■ **TASK TO CARRY OUT**
With the pictures left out, every record must be reproduced exactly.

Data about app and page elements
Content starts
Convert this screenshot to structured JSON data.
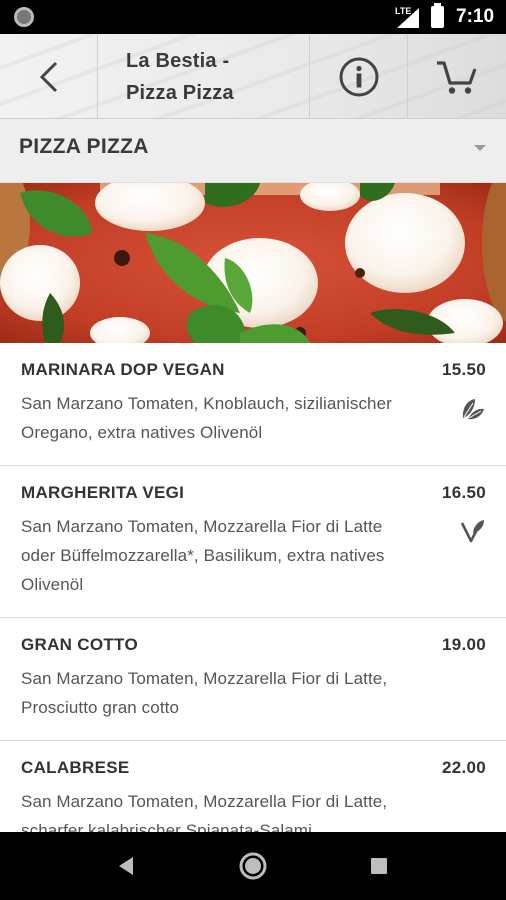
{
  "status_bar": {
    "network": "LTE",
    "time": "7:10"
  },
  "header": {
    "title_line1": "La Bestia -",
    "title_line2": "Pizza Pizza",
    "back_icon": "chevron-left-icon",
    "info_icon": "info-icon",
    "cart_icon": "cart-icon"
  },
  "category": {
    "selected": "PIZZA PIZZA"
  },
  "menu": {
    "items": [
      {
        "name": "MARINARA DOP VEGAN",
        "price": "15.50",
        "description": "San Marzano Tomaten, Knoblauch, sizilianischer Oregano, extra natives Olivenöl",
        "badge": "vegan-leaves-icon"
      },
      {
        "name": "MARGHERITA VEGI",
        "price": "16.50",
        "description": "San Marzano Tomaten, Mozzarella Fior di Latte oder Büffelmozzarella*, Basilikum, extra natives Olivenöl",
        "badge": "vegetarian-v-icon"
      },
      {
        "name": "GRAN COTTO",
        "price": "19.00",
        "description": "San Marzano Tomaten, Mozzarella Fior di Latte, Prosciutto gran cotto",
        "badge": ""
      },
      {
        "name": "CALABRESE",
        "price": "22.00",
        "description": "San Marzano Tomaten, Mozzarella Fior di Latte, scharfer kalabrischer Spianata-Salami,",
        "badge": ""
      }
    ]
  },
  "colors": {
    "header_bg": "#eeeeee",
    "text_dark": "#333333",
    "icon_gray": "#555555"
  }
}
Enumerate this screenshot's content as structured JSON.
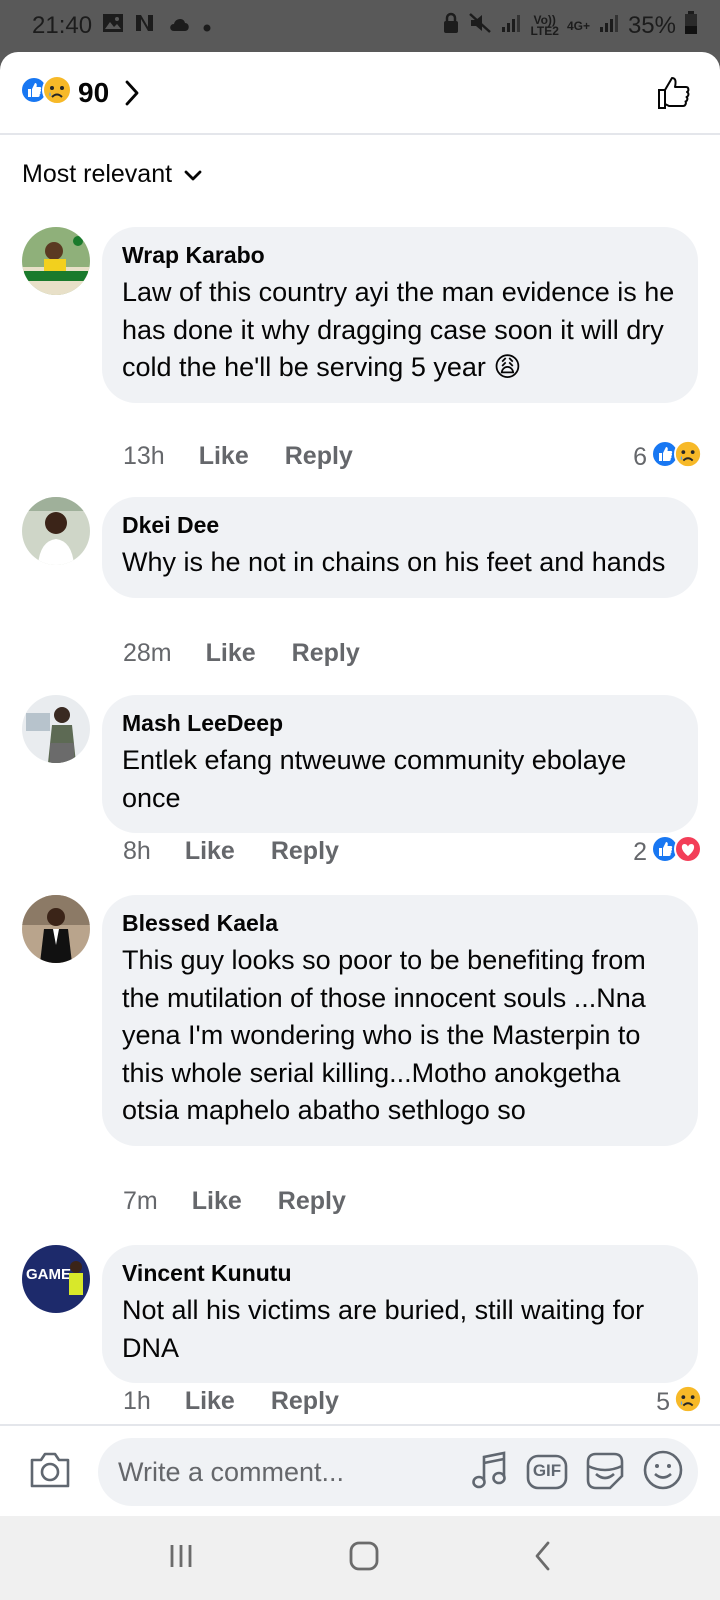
{
  "status_bar": {
    "time": "21:40",
    "signal_label_top": "Vo))",
    "signal_label_bottom": "LTE2",
    "network": "4G+",
    "battery": "35%"
  },
  "reactions_header": {
    "count": "90",
    "reaction_icons": [
      "like-icon",
      "sad-icon"
    ]
  },
  "sort": {
    "label": "Most relevant"
  },
  "comments": [
    {
      "author": "Wrap Karabo",
      "text": "Law of this country ayi the man evidence is he has done it why dragging case soon it will dry cold the he'll be serving 5 year 😩",
      "time": "13h",
      "like_label": "Like",
      "reply_label": "Reply",
      "reaction_count": "6",
      "reactions": [
        "like-icon",
        "sad-icon"
      ]
    },
    {
      "author": "Dkei Dee",
      "text": "Why is he not in chains on his feet and hands",
      "time": "28m",
      "like_label": "Like",
      "reply_label": "Reply"
    },
    {
      "author": "Mash LeeDeep",
      "text": "Entlek efang ntweuwe community ebolaye once",
      "time": "8h",
      "like_label": "Like",
      "reply_label": "Reply",
      "reaction_count": "2",
      "reactions": [
        "like-icon",
        "love-icon"
      ]
    },
    {
      "author": "Blessed Kaela",
      "text": "This guy looks so poor to be benefiting from the mutilation of those innocent souls ...Nna yena I'm wondering who is the Masterpin to this whole serial killing...Motho anokgetha otsia maphelo abatho sethlogo so",
      "time": "7m",
      "like_label": "Like",
      "reply_label": "Reply"
    },
    {
      "author": "Vincent Kunutu",
      "text": "Not all his victims are buried, still waiting for DNA",
      "time": "1h",
      "like_label": "Like",
      "reply_label": "Reply",
      "reaction_count": "5",
      "reactions": [
        "sad-icon"
      ]
    }
  ],
  "composer": {
    "placeholder": "Write a comment...",
    "gif_label": "GIF",
    "icons": [
      "camera-icon",
      "music-icon",
      "gif-icon",
      "sticker-icon",
      "emoji-icon"
    ]
  },
  "nav": {
    "icons": [
      "recent-apps-icon",
      "home-icon",
      "back-icon"
    ]
  },
  "colors": {
    "like_blue": "#1877f2",
    "love_red": "#f33e58",
    "sad_yellow": "#f7b928",
    "bubble_bg": "#f0f2f5",
    "meta_gray": "#65676b"
  }
}
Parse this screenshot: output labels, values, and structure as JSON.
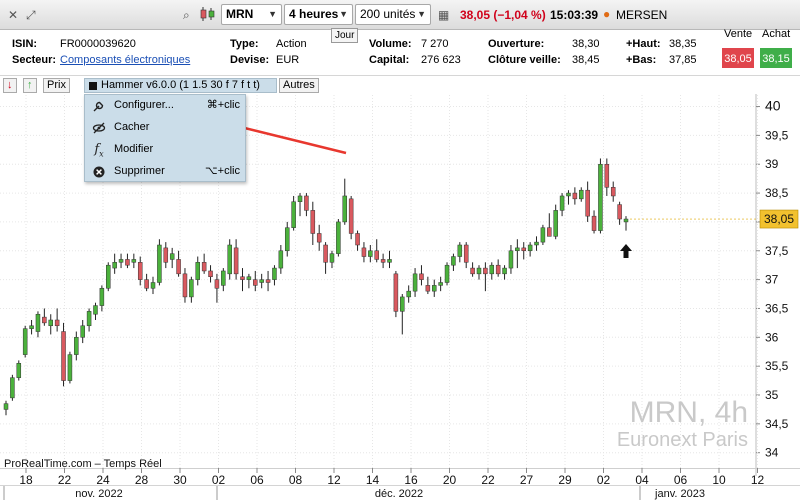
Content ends
■ **OUTPUT**
Convert this screenshot to structured JSON data.
{
  "status_bar": {
    "network": "LTE",
    "time": "7:10"
  },
  "header": {
    "title_line1": "La Bestia -",
    "title_line2": "Pizza Pizza",
    "back_icon": "chevron-left-icon",
    "info_icon": "info-icon",
    "cart_icon": "cart-icon"
  },
  "category": {
    "selected": "PIZZA PIZZA"
  },
  "menu": {
    "items": [
      {
        "name": "MARINARA DOP VEGAN",
        "price": "15.50",
        "description": "San Marzano Tomaten, Knoblauch, sizilianischer Oregano, extra natives Olivenöl",
        "badge": "vegan-leaves-icon"
      },
      {
        "name": "MARGHERITA VEGI",
        "price": "16.50",
        "description": "San Marzano Tomaten, Mozzarella Fior di Latte oder Büffelmozzarella*, Basilikum, extra natives Olivenöl",
        "badge": "vegetarian-v-icon"
      },
      {
        "name": "GRAN COTTO",
        "price": "19.00",
        "description": "San Marzano Tomaten, Mozzarella Fior di Latte, Prosciutto gran cotto",
        "badge": ""
      },
      {
        "name": "CALABRESE",
        "price": "22.00",
        "description": "San Marzano Tomaten, Mozzarella Fior di Latte, scharfer kalabrischer Spianata-Salami,",
        "badge": ""
      }
    ]
  },
  "colors": {
    "header_bg": "#eeeeee",
    "text_dark": "#333333",
    "icon_gray": "#555555"
  }
}
Enumerate this screenshot's content as structured JSON.
{
  "status_bar": {
    "time": "21:40",
    "signal_label_top": "Vo))",
    "signal_label_bottom": "LTE2",
    "network": "4G+",
    "battery": "35%"
  },
  "reactions_header": {
    "count": "90",
    "reaction_icons": [
      "like-icon",
      "sad-icon"
    ]
  },
  "sort": {
    "label": "Most relevant"
  },
  "comments": [
    {
      "author": "Wrap Karabo",
      "text": "Law of this country ayi the man evidence is he has done it why dragging case soon it will dry cold the he'll be serving 5 year 😩",
      "time": "13h",
      "like_label": "Like",
      "reply_label": "Reply",
      "reaction_count": "6",
      "reactions": [
        "like-icon",
        "sad-icon"
      ]
    },
    {
      "author": "Dkei Dee",
      "text": "Why is he not in chains on his feet and hands",
      "time": "28m",
      "like_label": "Like",
      "reply_label": "Reply"
    },
    {
      "author": "Mash LeeDeep",
      "text": "Entlek efang ntweuwe community ebolaye once",
      "time": "8h",
      "like_label": "Like",
      "reply_label": "Reply",
      "reaction_count": "2",
      "reactions": [
        "like-icon",
        "love-icon"
      ]
    },
    {
      "author": "Blessed Kaela",
      "text": "This guy looks so poor to be benefiting from the mutilation of those innocent souls ...Nna yena I'm wondering who is the Masterpin to this whole serial killing...Motho anokgetha otsia maphelo abatho sethlogo so",
      "time": "7m",
      "like_label": "Like",
      "reply_label": "Reply"
    },
    {
      "author": "Vincent Kunutu",
      "text": "Not all his victims are buried, still waiting for DNA",
      "time": "1h",
      "like_label": "Like",
      "reply_label": "Reply",
      "reaction_count": "5",
      "reactions": [
        "sad-icon"
      ]
    }
  ],
  "composer": {
    "placeholder": "Write a comment...",
    "gif_label": "GIF",
    "icons": [
      "camera-icon",
      "music-icon",
      "gif-icon",
      "sticker-icon",
      "emoji-icon"
    ]
  },
  "nav": {
    "icons": [
      "recent-apps-icon",
      "home-icon",
      "back-icon"
    ]
  },
  "colors": {
    "like_blue": "#1877f2",
    "love_red": "#f33e58",
    "sad_yellow": "#f7b928",
    "bubble_bg": "#f0f2f5",
    "meta_gray": "#65676b"
  }
}
Parse this screenshot: output labels, values, and structure as JSON.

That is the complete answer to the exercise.